Early benefit assessment reveals weaknesses in the development of new drugs
Analysis of 216 AMNOG assessments in the BMJ / Proposals for more targeted drug development
The German Act on the Reform of the Market for Medicinal Products (AMNOG) was introduced in 2011 to regulate the early benefit assessment of new drugs. More than half of the drugs that have entered the market in Germany since then have emerged from these assessments without any proven added benefit. In a publication in the British Medical Journal using the first 216 assessments, researchers from the Institute for Quality and Efficiency in Health Care (IQWiG) examine the reasons for this sobering result and develop suggestions for improvements in drug development.
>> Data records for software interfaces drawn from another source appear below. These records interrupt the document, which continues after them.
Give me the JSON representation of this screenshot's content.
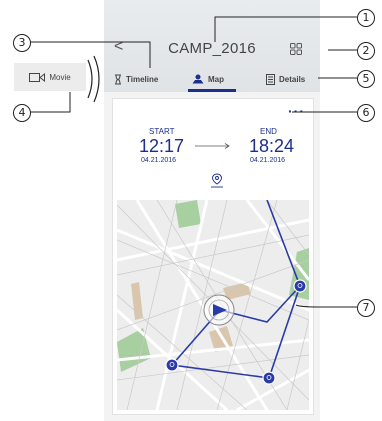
{
  "header": {
    "title": "CAMP_2016",
    "back_label": "<"
  },
  "tabs": [
    {
      "label": "Timeline"
    },
    {
      "label": "Map",
      "active": true
    },
    {
      "label": "Details"
    }
  ],
  "movie_button": {
    "label": "Movie"
  },
  "trip": {
    "start_label": "START",
    "start_time": "12:17",
    "start_date": "04.21.2016",
    "end_label": "END",
    "end_time": "18:24",
    "end_date": "04.21.2016",
    "more_label": "···"
  },
  "callouts": [
    "1",
    "2",
    "3",
    "4",
    "5",
    "6",
    "7"
  ],
  "colors": {
    "accent": "#1c2f8a",
    "route": "#2a3aa8",
    "park": "#a8cfa0",
    "building": "#d9c6ad"
  }
}
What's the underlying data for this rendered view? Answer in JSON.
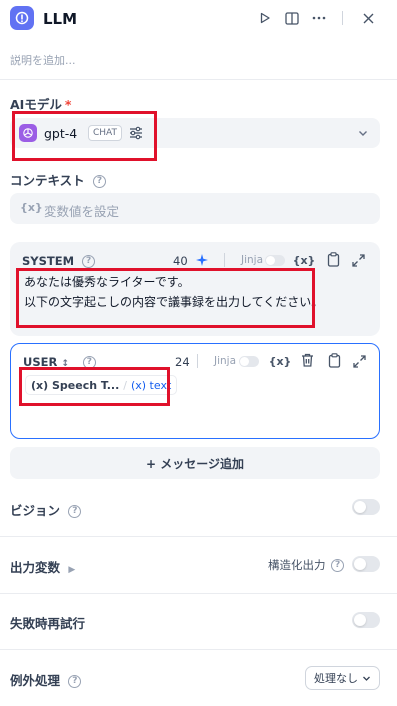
{
  "header": {
    "title": "LLM"
  },
  "description_placeholder": "説明を追加...",
  "model_section": {
    "label": "AIモデル",
    "required_mark": "*",
    "model_name": "gpt-4",
    "mode_badge": "CHAT"
  },
  "context_section": {
    "label": "コンテキスト",
    "var_icon": "{x}",
    "placeholder": "変数値を設定"
  },
  "system_message": {
    "role": "SYSTEM",
    "count": "40",
    "jinja_label": "Jinja",
    "var_icon": "{x}",
    "lines": [
      "あなたは優秀なライターです。",
      "以下の文字起こしの内容で議事録を出力してください。"
    ]
  },
  "user_message": {
    "role": "USER",
    "count": "24",
    "jinja_label": "Jinja",
    "var_icon": "{x}",
    "tag_node": "(x) Speech T...",
    "tag_var": "(x) text"
  },
  "add_message_label": "+ メッセージ追加",
  "vision": {
    "label": "ビジョン",
    "enabled": false
  },
  "output_vars": {
    "label": "出力変数",
    "structured_label": "構造化出力",
    "structured_enabled": false
  },
  "retry": {
    "label": "失敗時再試行",
    "enabled": false
  },
  "exception": {
    "label": "例外処理",
    "select_value": "処理なし"
  },
  "colors": {
    "accent": "#2970ff",
    "highlight": "#e0112b",
    "app_icon": "#6172f3",
    "model_logo": "#9b5de5"
  }
}
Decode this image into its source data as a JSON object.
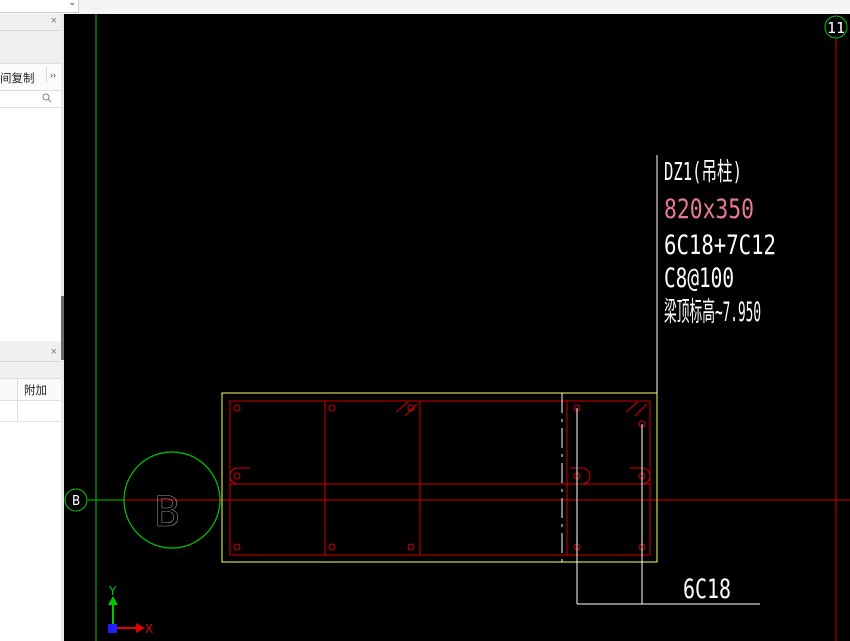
{
  "toolbar": {
    "dropdown_arrow": "⌄"
  },
  "panel_top": {
    "close": "×",
    "copy_label": "间复制",
    "more": "››"
  },
  "panel_bottom": {
    "close": "×",
    "column_attach": "附加"
  },
  "drawing": {
    "axis_b": "B",
    "axis_b_large": "B",
    "axis_11": "11",
    "column_name": "DZ1(吊柱)",
    "column_size": "820x350",
    "rebar_main": "6C18+7C12",
    "stirrup": "C8@100",
    "elevation": "梁顶标高~7.950",
    "rebar_callout": "6C18",
    "ucs_y": "Y",
    "ucs_x": "X"
  },
  "colors": {
    "canvas_bg": "#000000",
    "axis_green": "#00c800",
    "grid_red": "#d20000",
    "outline_yellow": "#ffff66",
    "text_white": "#ffffff",
    "text_pink": "#e87896",
    "ucs_blue": "#2020ff"
  }
}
Beate Wieseler, Head of IQWiG’s Drug Assessment Department and first author of the article notes: "There are three reasons for the conclusion 'added benefit not proven'. Often simply no studies are available comparing the new drug with the standard treatment for the disease. In other cases studies are available, but the control treatment is unsuitable, for example, because it is not approved for the patients investigated. In this situation, there is no information that could support the decision by patients and physicians for one of the available treatment alternatives. In a smaller number of cases, suitable studies comparing new drugs and standard treatment are available, but do not show any clear advantages or disadvantages.
Close knowledge gaps
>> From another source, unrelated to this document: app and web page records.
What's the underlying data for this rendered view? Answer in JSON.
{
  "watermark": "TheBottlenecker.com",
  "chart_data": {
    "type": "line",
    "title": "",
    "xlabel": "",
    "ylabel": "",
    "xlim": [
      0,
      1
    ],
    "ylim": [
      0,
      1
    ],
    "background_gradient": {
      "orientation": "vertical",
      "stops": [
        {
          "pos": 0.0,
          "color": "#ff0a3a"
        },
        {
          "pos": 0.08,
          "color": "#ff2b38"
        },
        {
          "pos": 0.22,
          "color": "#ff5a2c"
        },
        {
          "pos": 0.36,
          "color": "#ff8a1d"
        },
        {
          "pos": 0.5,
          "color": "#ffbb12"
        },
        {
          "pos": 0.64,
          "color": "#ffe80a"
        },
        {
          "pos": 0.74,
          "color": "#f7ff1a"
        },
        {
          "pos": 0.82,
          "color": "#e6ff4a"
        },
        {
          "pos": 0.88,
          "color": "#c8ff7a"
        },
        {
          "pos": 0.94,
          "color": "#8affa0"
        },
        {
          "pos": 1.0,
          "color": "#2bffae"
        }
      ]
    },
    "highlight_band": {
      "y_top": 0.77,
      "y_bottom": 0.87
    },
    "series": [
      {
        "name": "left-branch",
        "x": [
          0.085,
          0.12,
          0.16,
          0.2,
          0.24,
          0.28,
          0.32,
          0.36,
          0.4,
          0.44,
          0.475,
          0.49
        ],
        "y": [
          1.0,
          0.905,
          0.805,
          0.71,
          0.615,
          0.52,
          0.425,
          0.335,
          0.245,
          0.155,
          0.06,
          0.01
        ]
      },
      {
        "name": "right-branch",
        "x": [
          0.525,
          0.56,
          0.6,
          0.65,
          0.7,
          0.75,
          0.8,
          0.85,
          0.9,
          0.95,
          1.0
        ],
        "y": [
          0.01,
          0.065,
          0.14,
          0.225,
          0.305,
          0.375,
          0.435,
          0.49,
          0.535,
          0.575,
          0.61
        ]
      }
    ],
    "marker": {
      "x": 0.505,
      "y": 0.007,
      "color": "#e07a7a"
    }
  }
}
One reason for these information deficits could be the accelerated drug approval procedures, which leave less and less time to collect meaningful data for the use of drugs. The hope that the information deficits could be remedied by so-called post-marketing studies has so far not been fulfilled. Such studies are rarely conducted and published – and if they are, they rarely confirm the added benefit of the new drugs. Identifying knowledge gaps after approval and closing them with meaningful data is therefore a very important task for the future.
Furthermore, the authors call for the mandatory requirement to provide meaningful comparisons between new drugs and standard treatment as early as the date of market access. New approaches to drug development that are more strongly orientated towards gaps in treatment options or the goals of healthcare systems could also contribute to better patient care.